Washington State football coaches and players charged through the fall camp paces again today, Friday.
Actually, they went through them twice with morning and an afternoon session.
The new attitude in Pullman continues to evolve.
Coach Paul Wulff and his staff are getting some good looks at a lot of players putting in serious work to make a contribution to the team.
And what the coaches are seeing is a group aggressively playing good old fashioned hard nosed football.
What a difference a year makes.
Coach Wulff is looking at a roster filled with young men in better shape to play Pac-10 football this season.
There will be a full scrimmage tomorrow afternoon at 2:30pm.
The coaching staff will use Saturday morning to prepare for the scrimmage. Now that they have had a few days to evaluate players, getting the right combination of players on the field is but one of the goals for tomorrow. If you're within driving distance of the WSU campus, head there to take a look first hand at the progress being made. You won't be disappointed.
Continuing my series looking at the players who will be making a difference for Washington State on defense is coming season, the final group are the big hosses up front.
The defensive line was paper thin last season. Though there is a long way to go before Coach Wulff is satisfied with his DL talent, there is marked improvement.

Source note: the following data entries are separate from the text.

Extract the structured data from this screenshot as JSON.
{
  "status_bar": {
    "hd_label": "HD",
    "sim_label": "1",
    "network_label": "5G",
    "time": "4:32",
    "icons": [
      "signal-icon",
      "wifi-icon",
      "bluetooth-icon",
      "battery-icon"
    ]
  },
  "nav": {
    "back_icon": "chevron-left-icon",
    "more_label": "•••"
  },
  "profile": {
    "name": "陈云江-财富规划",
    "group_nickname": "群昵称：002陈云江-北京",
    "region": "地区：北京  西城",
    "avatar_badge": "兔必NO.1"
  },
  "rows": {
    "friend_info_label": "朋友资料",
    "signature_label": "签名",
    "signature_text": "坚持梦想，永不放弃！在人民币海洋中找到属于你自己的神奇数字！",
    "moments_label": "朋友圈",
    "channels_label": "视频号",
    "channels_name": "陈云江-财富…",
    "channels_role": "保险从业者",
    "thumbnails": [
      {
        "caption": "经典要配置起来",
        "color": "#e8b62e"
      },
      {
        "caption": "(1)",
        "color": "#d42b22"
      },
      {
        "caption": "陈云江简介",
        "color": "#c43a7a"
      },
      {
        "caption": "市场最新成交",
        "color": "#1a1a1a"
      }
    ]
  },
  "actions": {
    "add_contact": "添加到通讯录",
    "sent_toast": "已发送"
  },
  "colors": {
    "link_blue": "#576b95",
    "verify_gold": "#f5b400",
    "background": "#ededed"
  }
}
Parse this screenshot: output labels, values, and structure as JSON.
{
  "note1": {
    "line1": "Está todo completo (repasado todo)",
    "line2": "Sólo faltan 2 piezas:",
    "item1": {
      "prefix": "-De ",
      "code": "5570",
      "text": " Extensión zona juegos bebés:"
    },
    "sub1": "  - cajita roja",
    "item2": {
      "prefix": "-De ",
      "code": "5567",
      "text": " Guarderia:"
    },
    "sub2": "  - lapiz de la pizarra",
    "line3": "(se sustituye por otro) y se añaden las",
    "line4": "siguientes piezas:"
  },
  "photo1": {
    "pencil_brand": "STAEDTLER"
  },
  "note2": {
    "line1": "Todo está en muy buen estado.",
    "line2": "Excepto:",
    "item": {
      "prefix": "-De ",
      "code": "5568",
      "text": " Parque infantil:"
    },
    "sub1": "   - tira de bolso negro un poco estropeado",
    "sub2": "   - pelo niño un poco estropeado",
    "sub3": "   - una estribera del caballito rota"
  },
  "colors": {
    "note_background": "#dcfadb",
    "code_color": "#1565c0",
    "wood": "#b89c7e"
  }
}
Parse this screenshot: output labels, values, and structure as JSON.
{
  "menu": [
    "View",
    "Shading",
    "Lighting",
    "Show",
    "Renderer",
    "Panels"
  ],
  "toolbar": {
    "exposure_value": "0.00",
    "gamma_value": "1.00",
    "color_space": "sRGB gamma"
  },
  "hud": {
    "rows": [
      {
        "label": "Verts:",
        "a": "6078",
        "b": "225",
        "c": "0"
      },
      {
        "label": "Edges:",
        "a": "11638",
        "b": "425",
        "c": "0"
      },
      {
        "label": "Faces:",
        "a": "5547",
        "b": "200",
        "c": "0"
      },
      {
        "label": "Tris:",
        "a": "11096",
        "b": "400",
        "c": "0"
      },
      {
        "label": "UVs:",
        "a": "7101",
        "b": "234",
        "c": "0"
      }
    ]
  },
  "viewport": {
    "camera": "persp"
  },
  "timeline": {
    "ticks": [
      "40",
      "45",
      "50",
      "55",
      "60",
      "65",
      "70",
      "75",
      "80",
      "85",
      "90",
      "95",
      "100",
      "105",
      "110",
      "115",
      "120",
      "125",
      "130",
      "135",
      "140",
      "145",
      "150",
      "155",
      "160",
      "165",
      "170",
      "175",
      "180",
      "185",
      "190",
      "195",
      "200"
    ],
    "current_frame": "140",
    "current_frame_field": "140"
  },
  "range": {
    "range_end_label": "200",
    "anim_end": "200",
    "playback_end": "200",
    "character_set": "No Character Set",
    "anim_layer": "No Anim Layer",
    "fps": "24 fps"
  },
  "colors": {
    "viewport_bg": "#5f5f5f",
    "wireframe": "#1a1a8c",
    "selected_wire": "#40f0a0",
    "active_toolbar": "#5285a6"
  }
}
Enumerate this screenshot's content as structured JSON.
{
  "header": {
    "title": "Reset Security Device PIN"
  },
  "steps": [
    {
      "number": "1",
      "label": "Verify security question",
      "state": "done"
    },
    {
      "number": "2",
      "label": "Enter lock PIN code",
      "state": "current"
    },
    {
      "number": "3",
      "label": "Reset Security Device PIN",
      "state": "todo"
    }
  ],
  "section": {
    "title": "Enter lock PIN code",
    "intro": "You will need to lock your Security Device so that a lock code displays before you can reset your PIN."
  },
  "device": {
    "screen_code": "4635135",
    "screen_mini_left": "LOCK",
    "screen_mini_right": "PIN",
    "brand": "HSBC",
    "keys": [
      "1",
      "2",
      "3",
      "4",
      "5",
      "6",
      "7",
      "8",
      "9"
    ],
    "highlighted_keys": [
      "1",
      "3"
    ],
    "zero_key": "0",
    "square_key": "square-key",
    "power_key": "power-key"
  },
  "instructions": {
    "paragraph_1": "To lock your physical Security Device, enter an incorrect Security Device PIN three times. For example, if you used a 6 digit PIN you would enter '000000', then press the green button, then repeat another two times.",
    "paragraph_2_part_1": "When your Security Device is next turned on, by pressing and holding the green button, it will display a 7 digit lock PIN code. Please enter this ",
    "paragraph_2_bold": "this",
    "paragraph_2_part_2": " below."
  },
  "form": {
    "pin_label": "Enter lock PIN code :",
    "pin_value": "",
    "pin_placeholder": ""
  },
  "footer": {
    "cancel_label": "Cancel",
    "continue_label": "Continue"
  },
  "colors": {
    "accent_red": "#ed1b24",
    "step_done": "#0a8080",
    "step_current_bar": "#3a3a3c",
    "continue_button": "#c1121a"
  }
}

Opponents ran over the Cougs in 2008 averaging 248 yards per game and nearly 6 yards a rush. WSU ranked 119 out of 120 Division I teams in stopping the rush last year. To say they are going to be better in 2009 isn't really sticking my neck out.
Coach Malik Roberson has some talent to work with, but only one player with real experience.
The leader of this group is senior Kevin Kooyman, a 6'6" 250 pound left defensive end from Maple Valley, WA. He has three years of experience under his belt and working to make his senior campaign something special. Kooyman made 31 tackles last season, four for a loss and recorded a sack against Hawaii. A leader on and off the field, he has been Academic All-Pac-10 honorable mention the past two seasons.
On the other end of the DL there is a fight for starting between Jesse Feagin and Casey Hamlett. Feagin used his red shirt last season after playing in 10 games in 2007. He brings a modest amount of experience to the table. Hamlett transferred to WSU for Western Washington when the school dropped it's football program. He might be undersized for a DL, but with a strong motor and impressive spring practice it's clear Hamlett came to Pullman to play Pac-10 football.
There's plenty of potential at the tackle position. If JC transfer Bernard Wolfgramm fully recovers from back surgery, he'll be at one tackle. He came to Pullman after a stellar two years at College of San Mateo. For now it's too early to tell if he'll be ready to go full speed.
Toby Turpin came on strong at the end of last year and looked good during spring practice as well. His experience last year is a foundation for good things in 2009.
Of the incoming class of freshmen, Travis Long has been turning heads with strong play. Long has been getting in a lot of reps with the first and second units. He didn't have to travel far to Pullman having attended Gonzaga Prep in Spokane. After a brilliant high school career at tight end as well as defensive end, Long has committed to the DL. He was a Co-Defensive Player of the Year in the Greater Spokane League. The other award winner? Another member of the Class of 2009, Chris Mastin who is competing for playing time as a true freshman. It's more likely Mastin will red shirt this season, but don't etch that in stone.
There is a gaping hole in the list of players competing for playing time on the defensive line. Cory Mackay was outstanding in spring practice. Coming off a red shirt year, Mackay held plenty of promise for WSU this coming season. Instead of fighting for a starting spot on the DL, Mackay is fighting to walk again after an accident left him paralyzed. Like his teammates, Cory is a competitor. His presence will be truly missed until he can get back on campus.
The defensive line is all about potential due to lack of experience.
Actually, let's stretch that last statement out to cover the entire defense.
Using a couple of barometers, WSU will definitely be a better defensive football team this year.
First, the returning players are in much better physical shape to compete at this level. Truth be known, they are quite pleased to be on the practice field after pushing hard through an aggressive off season strength and conditioning program.
The other factor is attitude. Many players who weren't completely sold on the program and football culture Coach Wulff has put into action are gone from the team. Those that remain are football players who want to succeed as a team and believe Washington State is back on track.
What a difference a year makes.
Originally published on Examiner.com